Instructions for the task:
Please copy each line of the records below that holds the word "閱讀填寫者附註".

Records drawn from a dataset:
____
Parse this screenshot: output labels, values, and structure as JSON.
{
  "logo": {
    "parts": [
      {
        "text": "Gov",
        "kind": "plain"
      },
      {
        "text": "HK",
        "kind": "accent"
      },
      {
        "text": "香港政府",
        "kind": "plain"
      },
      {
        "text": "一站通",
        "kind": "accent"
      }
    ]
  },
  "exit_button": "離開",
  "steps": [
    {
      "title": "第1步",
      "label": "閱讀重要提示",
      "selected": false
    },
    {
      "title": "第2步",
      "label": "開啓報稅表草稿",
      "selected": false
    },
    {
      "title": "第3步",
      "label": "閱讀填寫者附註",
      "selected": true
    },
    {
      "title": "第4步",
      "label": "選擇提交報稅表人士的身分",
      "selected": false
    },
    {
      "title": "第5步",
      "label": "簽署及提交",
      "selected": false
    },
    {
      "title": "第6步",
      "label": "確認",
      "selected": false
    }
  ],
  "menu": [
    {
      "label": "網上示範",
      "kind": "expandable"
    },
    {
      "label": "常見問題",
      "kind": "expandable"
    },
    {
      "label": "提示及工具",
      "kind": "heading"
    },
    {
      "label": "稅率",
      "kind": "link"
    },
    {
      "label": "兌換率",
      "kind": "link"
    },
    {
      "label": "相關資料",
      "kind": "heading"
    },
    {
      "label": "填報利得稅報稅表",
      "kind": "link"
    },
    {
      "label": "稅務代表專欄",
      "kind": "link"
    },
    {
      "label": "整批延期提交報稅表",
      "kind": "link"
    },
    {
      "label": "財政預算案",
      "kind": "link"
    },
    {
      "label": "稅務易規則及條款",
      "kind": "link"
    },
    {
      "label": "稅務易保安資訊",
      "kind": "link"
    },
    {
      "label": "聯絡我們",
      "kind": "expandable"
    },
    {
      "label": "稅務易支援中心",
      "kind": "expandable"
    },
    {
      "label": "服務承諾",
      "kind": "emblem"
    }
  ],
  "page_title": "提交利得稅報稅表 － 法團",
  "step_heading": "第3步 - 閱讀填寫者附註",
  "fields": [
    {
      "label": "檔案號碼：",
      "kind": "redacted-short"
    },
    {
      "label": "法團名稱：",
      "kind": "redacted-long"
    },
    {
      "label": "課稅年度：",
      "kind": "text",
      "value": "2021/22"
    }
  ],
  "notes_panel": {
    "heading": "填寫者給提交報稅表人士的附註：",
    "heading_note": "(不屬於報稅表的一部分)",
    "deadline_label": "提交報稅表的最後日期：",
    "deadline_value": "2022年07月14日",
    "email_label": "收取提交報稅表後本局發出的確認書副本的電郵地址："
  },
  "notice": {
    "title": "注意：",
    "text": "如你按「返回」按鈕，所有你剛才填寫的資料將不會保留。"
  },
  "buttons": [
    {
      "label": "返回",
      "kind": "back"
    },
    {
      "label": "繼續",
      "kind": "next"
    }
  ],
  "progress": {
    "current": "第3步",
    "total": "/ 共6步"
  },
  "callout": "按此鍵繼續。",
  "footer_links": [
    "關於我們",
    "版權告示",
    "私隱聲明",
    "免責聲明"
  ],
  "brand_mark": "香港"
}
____
Task response:
      "label": "閱讀填寫者附註",
  "step_heading": "第3步 - 閱讀填寫者附註",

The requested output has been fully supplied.